The upregulation of HSP60 is another response that occurs after many stressors, and is indicative of mitochondrial biogenesis.25 The majority of constitutively expressed HSP60 is in the mitochondria and is involved in stabilizing both newly synthesized proteins and mtDNA, the latter via mitochondrial nucleoids, discrete protein-DNA complexes critical for the regulation of mtDNA transmission and biogenesis of new mitochondria.26 In our H-I model, we did find increased levels of this mitochondrial-enriched protein in surviving neurons, as would be predicted after enhanced biogenesis. In addition to HSP60 being a marker for the presence of mitochondria, it may also be an integral part of the mechanism involved in mitochondrial biogenesis after H-I.
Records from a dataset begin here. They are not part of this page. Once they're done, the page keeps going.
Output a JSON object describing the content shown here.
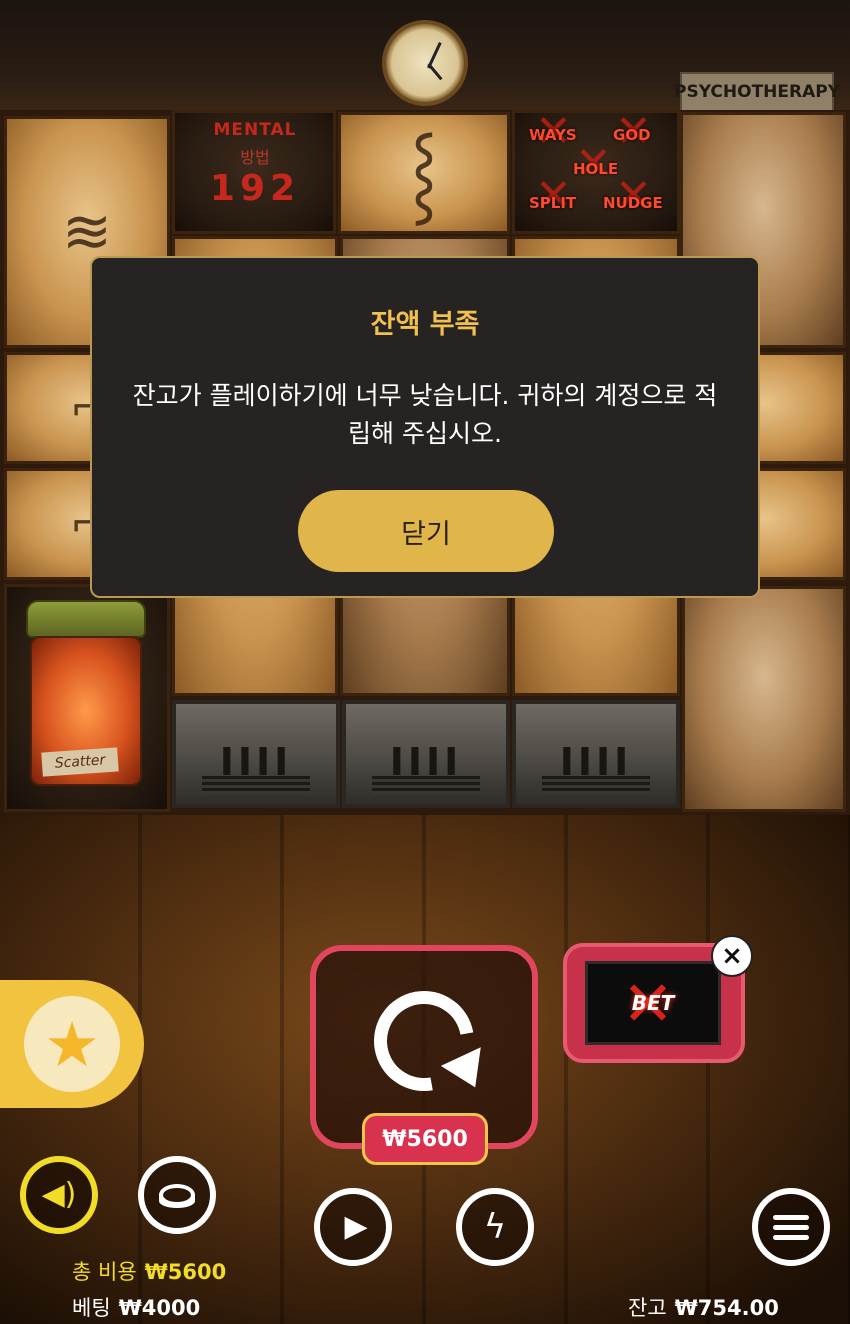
{
  "scene": {
    "sign_psychotherapy": "PSYCHOTHERAPY",
    "mental": {
      "title": "MENTAL",
      "ways_label": "방법",
      "ways_count": "192"
    },
    "features": [
      "WAYS",
      "GOD",
      "HOLE",
      "SPLIT",
      "NUDGE"
    ],
    "scatter_label": "Scatter"
  },
  "dialog": {
    "title": "잔액 부족",
    "message": "잔고가 플레이하기에 너무 낮습니다. 귀하의 계정으로 적립해 주십시오.",
    "close_label": "닫기"
  },
  "controls": {
    "spin_bet": "₩5600",
    "betx_label": "BET",
    "betx_close": "×"
  },
  "info": {
    "total_cost_label": "총 비용",
    "total_cost_value": "₩5600",
    "bet_label": "베팅",
    "bet_value": "₩4000",
    "balance_label": "잔고",
    "balance_value": "₩754.00"
  },
  "colors": {
    "accent_gold": "#f1c04f",
    "spin_border": "#e2465e",
    "sound_yellow": "#f1dc28"
  }
}
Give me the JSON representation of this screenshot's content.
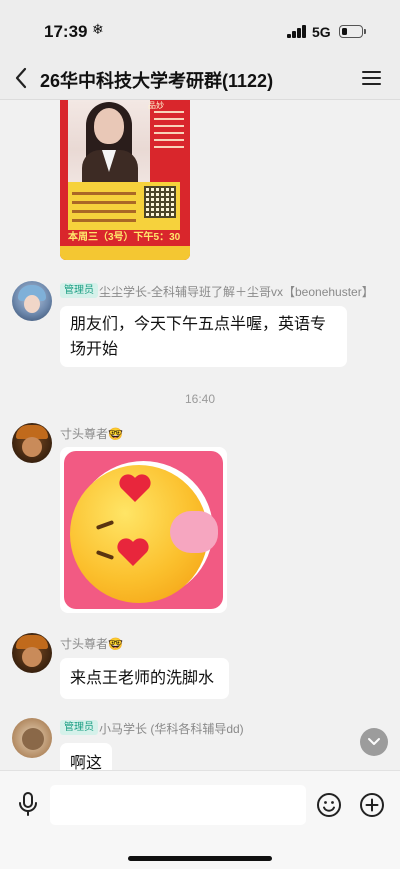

Recent studies have shown that exogenously supplied factors may be able to drive mitochondrial biogenesis in addition to or by augmenting endogenous signaling responses. One such compound is resveratrol, a polyphenol that can activate AMP-activated kinase and that also induces mitochondrial biogenesis in neurons.27 Because resveratrol is also protective in several cerebral ischemic models including neonatal ischemia,28 this raises the possibility that mitochondrial biogenesis may be one of its neuroprotective mechanisms. The involvement of the AMP-kinase cascade is also worth investigating in future studies of neonatal H-I because it plays a key role in sensing and transduction of cellular energy levels.29 Future studies also should include examining exogenously supplied compounds capable of inducing or aiding mitochondrial biogenesis to limit or even contribute to neonatal brain repair.
The functional significance of mitochondrial biogenesis is unknown. Increased mitochondrial mass would clearly improve the overall oxidative function and energy state of the H-I brain. This may be an endogenous neuroprotective response against H-I injury. Evidence for such a role cannot be made until the H-I–induced signaling mechanisms controlling neuronal mitochondrial biogenesis have been elucidated. Further studies to identify the specific signaling pathways will help directly address this issue and determine whether these signaling pathways can be enhanced to ameliorate brain damage due to perinatal H-I.
This project was supported by NIH/NINDS grants NS45048, NS36736, NS43802, and NS44178. J.C. was also supported in part by the Geriatric Research, Education and Clinical Center, Veterans Affairs, Pittsburgh Health Care System, Pittsburgh, Pennsylvania.